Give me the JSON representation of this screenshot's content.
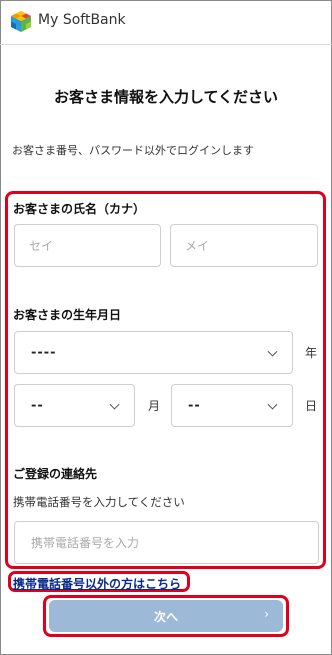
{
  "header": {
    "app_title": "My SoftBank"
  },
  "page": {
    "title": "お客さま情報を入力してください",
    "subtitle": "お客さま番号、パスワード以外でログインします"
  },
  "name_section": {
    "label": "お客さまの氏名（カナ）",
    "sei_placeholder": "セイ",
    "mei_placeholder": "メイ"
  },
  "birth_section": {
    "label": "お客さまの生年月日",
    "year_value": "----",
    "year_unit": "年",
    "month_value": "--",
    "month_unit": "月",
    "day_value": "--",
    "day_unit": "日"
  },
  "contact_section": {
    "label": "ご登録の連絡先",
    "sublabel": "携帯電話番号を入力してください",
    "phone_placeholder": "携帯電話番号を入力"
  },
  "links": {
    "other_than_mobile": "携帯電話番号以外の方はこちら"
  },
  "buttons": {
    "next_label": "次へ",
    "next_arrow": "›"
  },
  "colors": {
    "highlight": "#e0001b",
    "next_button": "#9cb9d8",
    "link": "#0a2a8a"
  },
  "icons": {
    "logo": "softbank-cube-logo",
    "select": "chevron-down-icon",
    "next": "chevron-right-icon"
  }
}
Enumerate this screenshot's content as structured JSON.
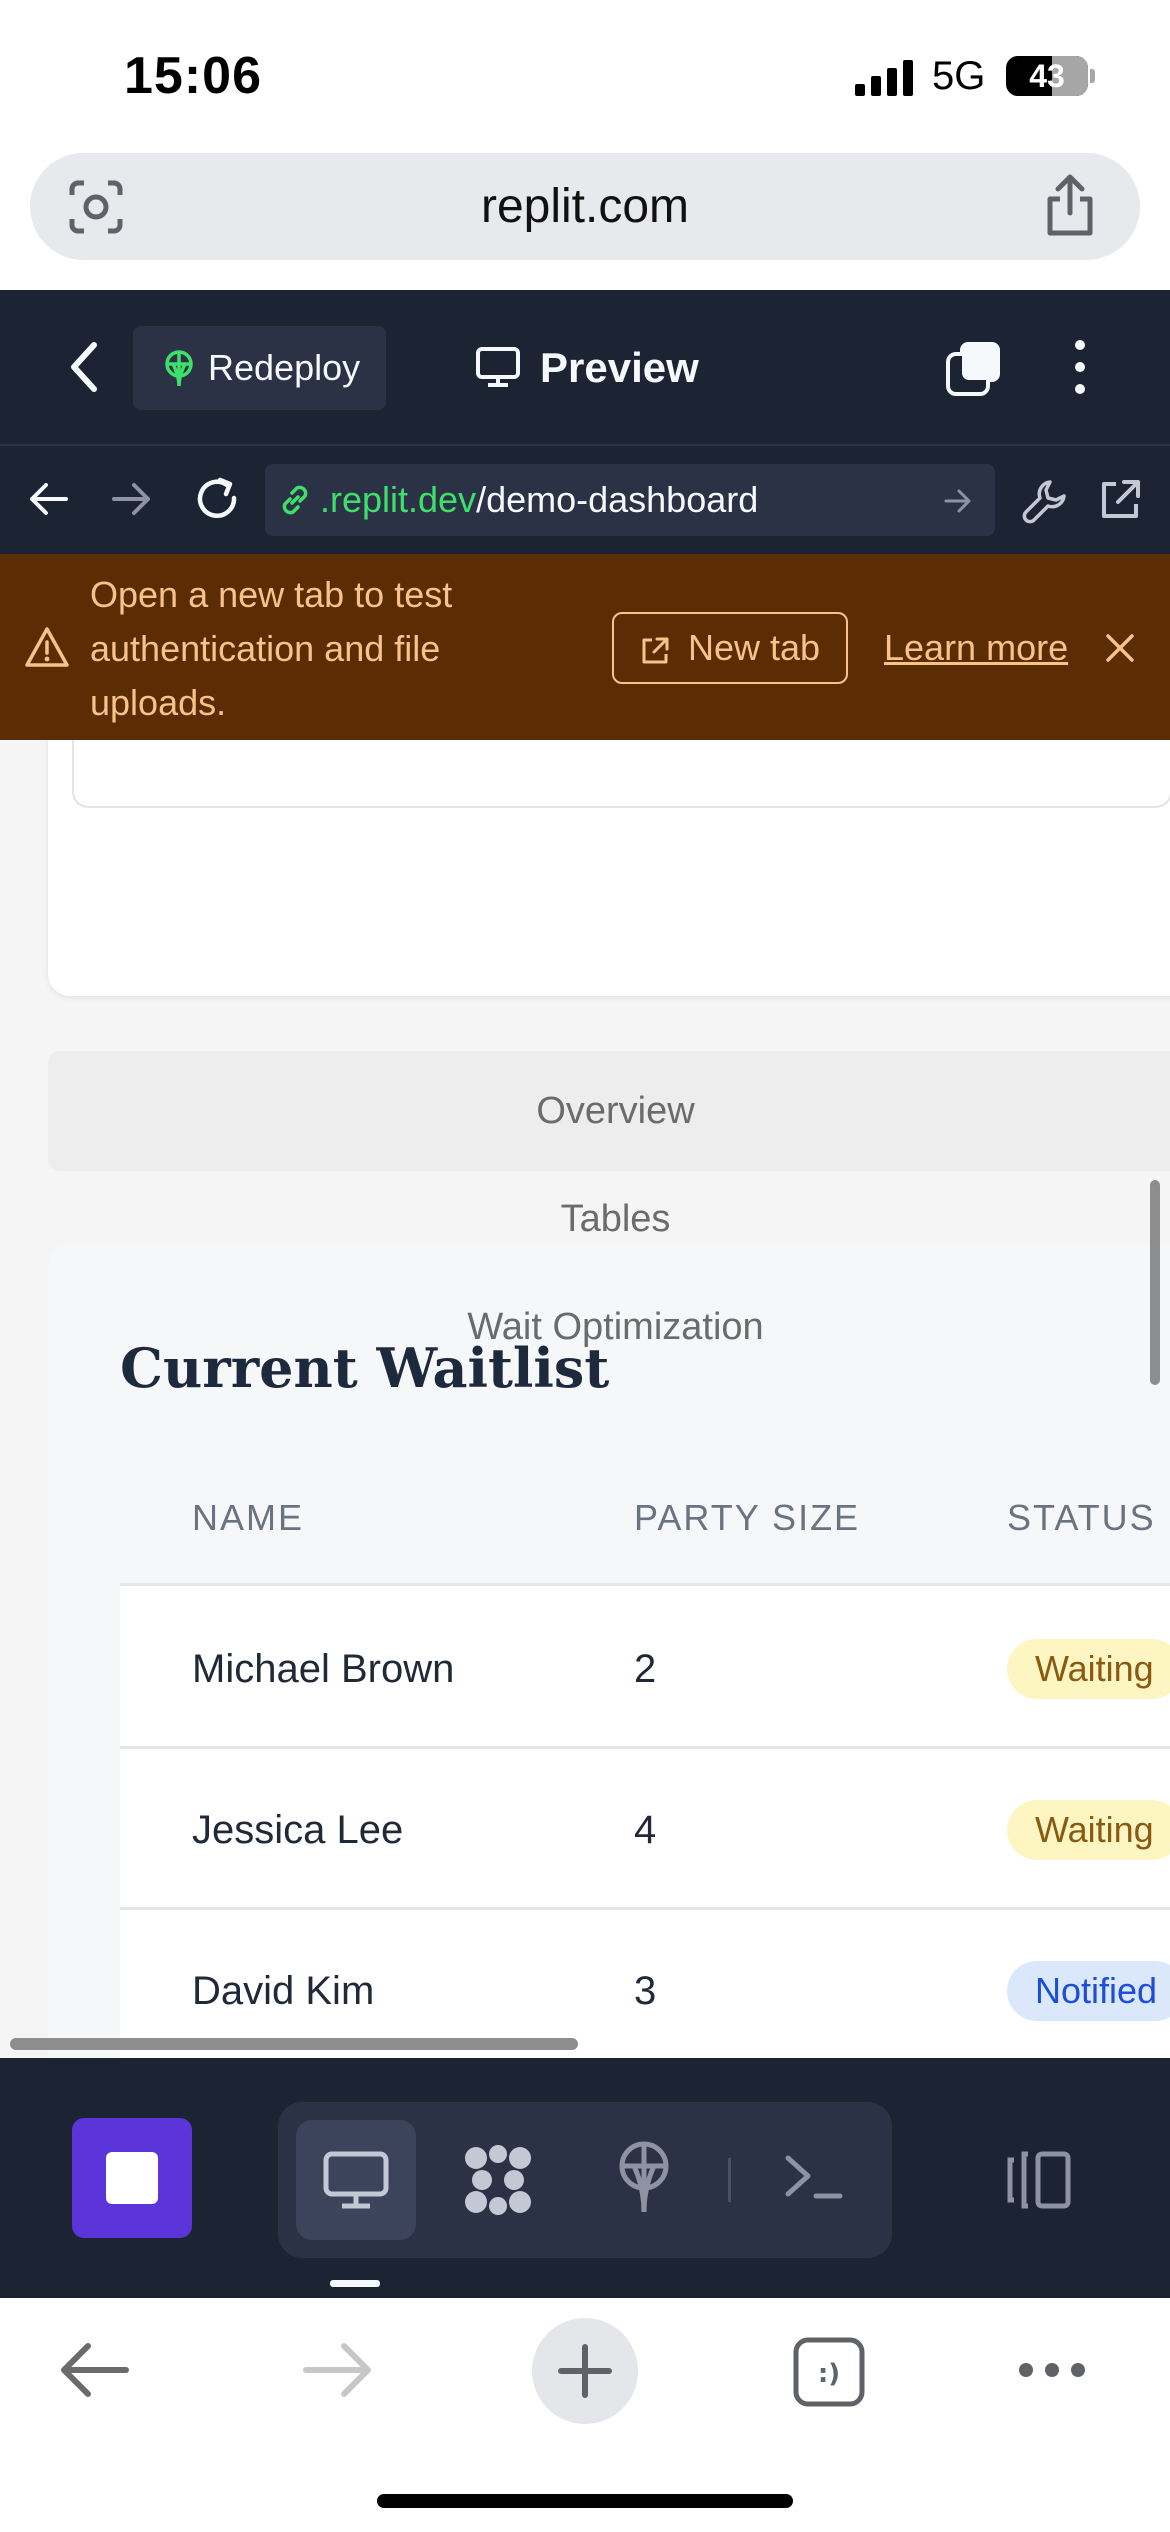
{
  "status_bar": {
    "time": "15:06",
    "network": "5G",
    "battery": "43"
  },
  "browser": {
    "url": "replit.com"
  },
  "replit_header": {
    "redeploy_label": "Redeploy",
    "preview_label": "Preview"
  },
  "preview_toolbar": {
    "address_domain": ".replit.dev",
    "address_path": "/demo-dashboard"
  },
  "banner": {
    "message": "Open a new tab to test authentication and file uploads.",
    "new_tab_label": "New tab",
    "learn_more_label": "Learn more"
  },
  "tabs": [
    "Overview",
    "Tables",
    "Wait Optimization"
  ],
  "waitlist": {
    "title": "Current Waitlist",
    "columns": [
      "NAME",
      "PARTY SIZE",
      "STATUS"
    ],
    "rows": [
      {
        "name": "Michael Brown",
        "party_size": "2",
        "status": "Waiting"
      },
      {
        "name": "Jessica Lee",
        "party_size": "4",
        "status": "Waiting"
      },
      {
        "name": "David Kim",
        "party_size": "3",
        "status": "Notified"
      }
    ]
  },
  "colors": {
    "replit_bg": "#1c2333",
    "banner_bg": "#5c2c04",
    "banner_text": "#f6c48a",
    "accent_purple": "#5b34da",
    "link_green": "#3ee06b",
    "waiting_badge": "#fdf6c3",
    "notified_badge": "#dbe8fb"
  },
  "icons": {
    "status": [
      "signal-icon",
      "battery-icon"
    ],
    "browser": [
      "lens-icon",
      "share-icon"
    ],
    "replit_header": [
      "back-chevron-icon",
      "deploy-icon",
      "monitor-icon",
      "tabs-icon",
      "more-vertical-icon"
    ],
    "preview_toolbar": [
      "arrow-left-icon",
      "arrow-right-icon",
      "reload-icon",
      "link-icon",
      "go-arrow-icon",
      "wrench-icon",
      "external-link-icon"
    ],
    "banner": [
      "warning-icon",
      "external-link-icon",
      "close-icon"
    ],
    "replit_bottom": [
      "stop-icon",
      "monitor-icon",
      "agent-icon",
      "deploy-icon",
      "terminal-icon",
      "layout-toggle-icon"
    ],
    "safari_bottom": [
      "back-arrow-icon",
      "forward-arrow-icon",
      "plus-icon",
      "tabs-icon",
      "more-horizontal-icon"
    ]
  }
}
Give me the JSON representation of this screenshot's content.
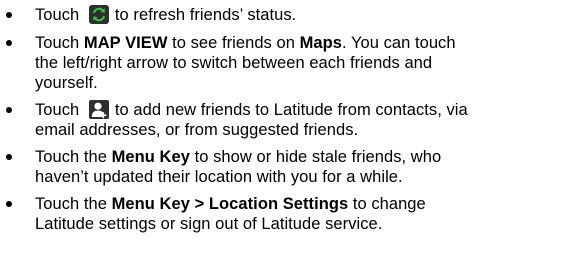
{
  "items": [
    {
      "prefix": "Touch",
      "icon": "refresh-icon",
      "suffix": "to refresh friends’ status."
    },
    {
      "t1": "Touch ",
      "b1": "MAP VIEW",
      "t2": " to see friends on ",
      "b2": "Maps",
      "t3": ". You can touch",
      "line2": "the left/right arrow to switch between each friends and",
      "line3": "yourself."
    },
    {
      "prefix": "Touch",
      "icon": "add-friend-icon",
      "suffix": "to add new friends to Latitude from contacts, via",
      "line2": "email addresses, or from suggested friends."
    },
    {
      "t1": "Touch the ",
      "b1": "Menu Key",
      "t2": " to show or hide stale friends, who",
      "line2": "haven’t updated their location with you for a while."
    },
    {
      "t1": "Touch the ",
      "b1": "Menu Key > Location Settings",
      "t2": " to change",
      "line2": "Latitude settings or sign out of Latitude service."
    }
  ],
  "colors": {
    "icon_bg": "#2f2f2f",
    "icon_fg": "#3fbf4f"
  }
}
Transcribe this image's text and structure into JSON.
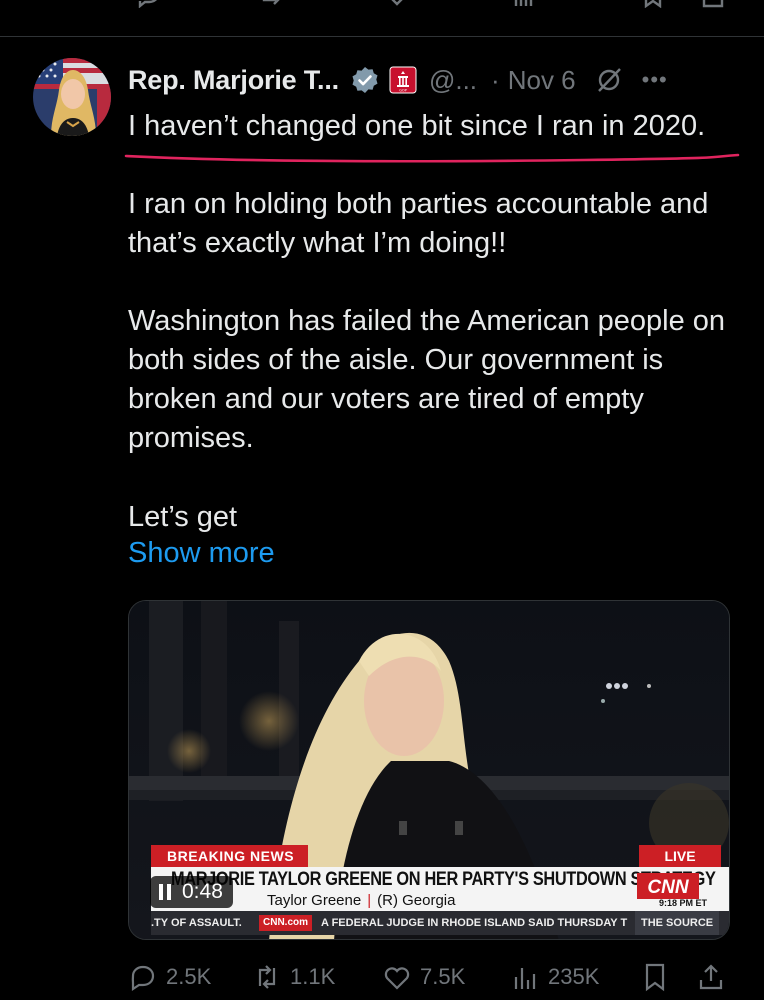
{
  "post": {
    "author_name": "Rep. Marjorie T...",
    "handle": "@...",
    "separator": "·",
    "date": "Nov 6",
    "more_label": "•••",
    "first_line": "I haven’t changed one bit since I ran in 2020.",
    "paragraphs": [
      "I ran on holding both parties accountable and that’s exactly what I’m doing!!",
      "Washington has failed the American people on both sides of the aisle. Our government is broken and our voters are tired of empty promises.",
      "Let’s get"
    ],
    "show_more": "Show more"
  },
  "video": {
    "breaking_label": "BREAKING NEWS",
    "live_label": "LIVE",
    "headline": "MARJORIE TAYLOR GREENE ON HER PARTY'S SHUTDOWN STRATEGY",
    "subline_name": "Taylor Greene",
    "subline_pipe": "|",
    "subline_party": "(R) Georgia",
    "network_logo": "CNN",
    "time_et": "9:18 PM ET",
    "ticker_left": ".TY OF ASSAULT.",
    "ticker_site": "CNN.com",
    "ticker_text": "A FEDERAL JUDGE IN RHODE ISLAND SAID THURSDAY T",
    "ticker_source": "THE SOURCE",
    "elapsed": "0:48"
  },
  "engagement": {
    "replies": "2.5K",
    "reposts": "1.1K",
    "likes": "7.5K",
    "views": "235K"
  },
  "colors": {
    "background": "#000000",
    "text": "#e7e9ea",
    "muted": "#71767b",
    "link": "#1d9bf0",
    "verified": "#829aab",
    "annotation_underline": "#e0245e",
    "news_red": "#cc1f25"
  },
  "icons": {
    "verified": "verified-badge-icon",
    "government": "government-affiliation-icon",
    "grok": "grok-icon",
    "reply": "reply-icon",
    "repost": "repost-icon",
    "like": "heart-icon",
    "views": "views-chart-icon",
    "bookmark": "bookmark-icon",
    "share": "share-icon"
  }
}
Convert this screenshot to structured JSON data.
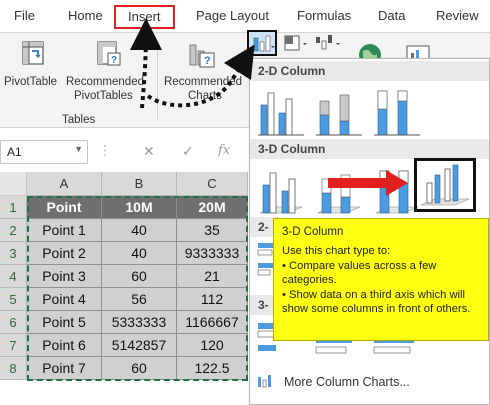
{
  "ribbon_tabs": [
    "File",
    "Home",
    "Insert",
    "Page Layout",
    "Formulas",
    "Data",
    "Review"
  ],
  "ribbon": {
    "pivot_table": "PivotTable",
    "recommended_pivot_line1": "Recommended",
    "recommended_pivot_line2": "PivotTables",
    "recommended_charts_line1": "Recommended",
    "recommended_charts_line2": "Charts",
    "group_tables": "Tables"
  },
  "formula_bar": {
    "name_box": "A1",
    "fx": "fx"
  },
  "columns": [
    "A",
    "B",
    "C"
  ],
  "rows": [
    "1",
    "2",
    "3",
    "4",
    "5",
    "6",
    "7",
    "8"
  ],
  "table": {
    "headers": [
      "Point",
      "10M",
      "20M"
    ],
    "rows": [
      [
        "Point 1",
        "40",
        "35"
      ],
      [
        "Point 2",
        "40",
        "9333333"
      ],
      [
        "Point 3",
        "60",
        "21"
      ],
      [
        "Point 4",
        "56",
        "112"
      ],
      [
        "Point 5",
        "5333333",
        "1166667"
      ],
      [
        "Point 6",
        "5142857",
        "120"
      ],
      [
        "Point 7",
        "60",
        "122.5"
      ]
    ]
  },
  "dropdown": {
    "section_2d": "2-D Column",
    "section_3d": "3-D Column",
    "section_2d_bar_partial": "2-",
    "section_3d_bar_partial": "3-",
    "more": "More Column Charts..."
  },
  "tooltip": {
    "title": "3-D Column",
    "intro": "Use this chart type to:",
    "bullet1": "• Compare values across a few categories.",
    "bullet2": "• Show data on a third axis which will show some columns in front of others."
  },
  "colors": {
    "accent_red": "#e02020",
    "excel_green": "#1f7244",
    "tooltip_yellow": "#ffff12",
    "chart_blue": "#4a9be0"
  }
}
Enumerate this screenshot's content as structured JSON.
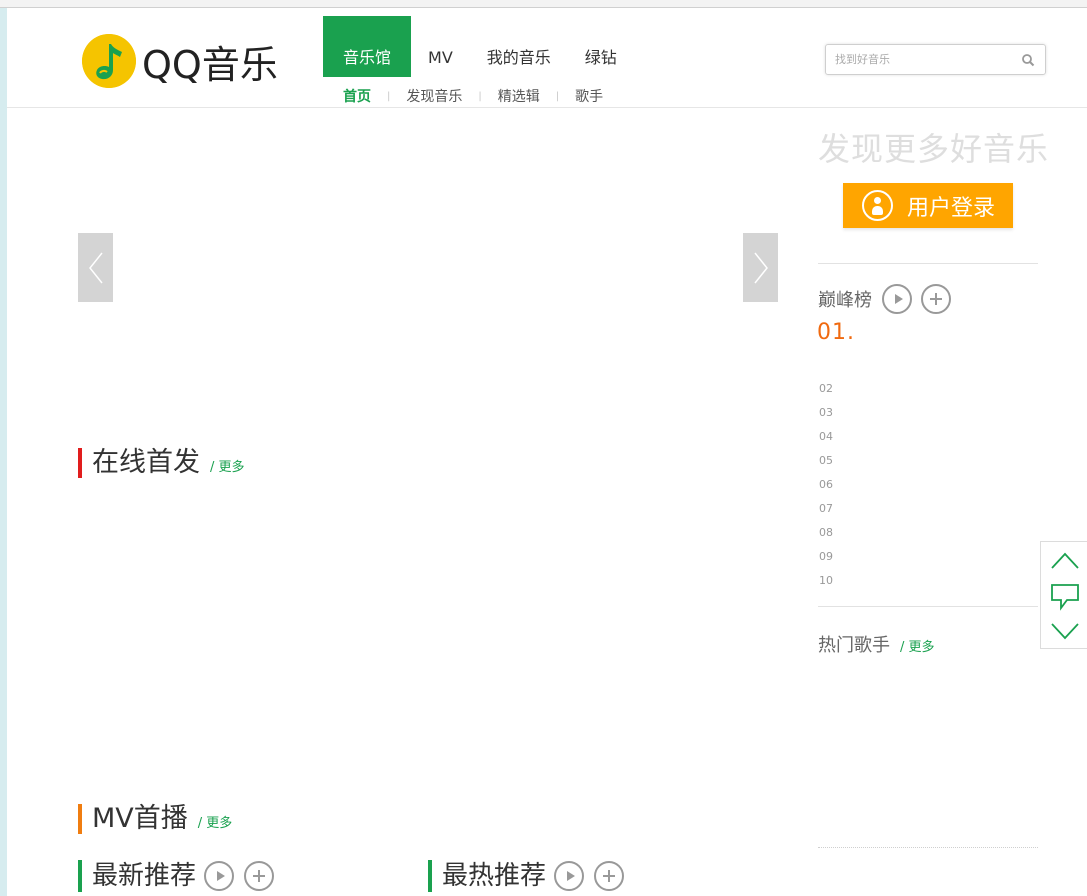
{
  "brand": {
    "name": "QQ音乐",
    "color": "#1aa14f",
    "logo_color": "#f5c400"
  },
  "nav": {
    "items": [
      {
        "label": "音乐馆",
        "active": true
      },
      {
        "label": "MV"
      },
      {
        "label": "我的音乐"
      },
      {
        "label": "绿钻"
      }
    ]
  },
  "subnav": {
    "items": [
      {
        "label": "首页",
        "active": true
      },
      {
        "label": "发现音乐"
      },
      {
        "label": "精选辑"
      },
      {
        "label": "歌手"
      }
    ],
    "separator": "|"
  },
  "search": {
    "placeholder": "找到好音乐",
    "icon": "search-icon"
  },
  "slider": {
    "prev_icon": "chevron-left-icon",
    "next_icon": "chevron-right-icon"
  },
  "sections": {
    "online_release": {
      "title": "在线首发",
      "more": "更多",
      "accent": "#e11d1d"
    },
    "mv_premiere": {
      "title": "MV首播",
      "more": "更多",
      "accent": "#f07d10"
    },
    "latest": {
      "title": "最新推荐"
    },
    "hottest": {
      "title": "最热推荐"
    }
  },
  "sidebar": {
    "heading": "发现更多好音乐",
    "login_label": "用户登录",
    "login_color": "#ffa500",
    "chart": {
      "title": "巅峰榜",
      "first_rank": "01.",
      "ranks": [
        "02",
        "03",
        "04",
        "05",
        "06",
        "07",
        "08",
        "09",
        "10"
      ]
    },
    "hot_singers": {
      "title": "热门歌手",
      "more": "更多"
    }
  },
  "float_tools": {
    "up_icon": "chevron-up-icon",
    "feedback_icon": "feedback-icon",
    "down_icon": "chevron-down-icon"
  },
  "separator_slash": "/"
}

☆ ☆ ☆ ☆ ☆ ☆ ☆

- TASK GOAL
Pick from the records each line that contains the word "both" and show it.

- ANSWER SPACE
      "I ran on holding both parties accountable and that’s exactly what I’m doing!!",
      "Washington has failed the American people on both sides of the aisle. Our government is broken and our voters are tired of empty promises.",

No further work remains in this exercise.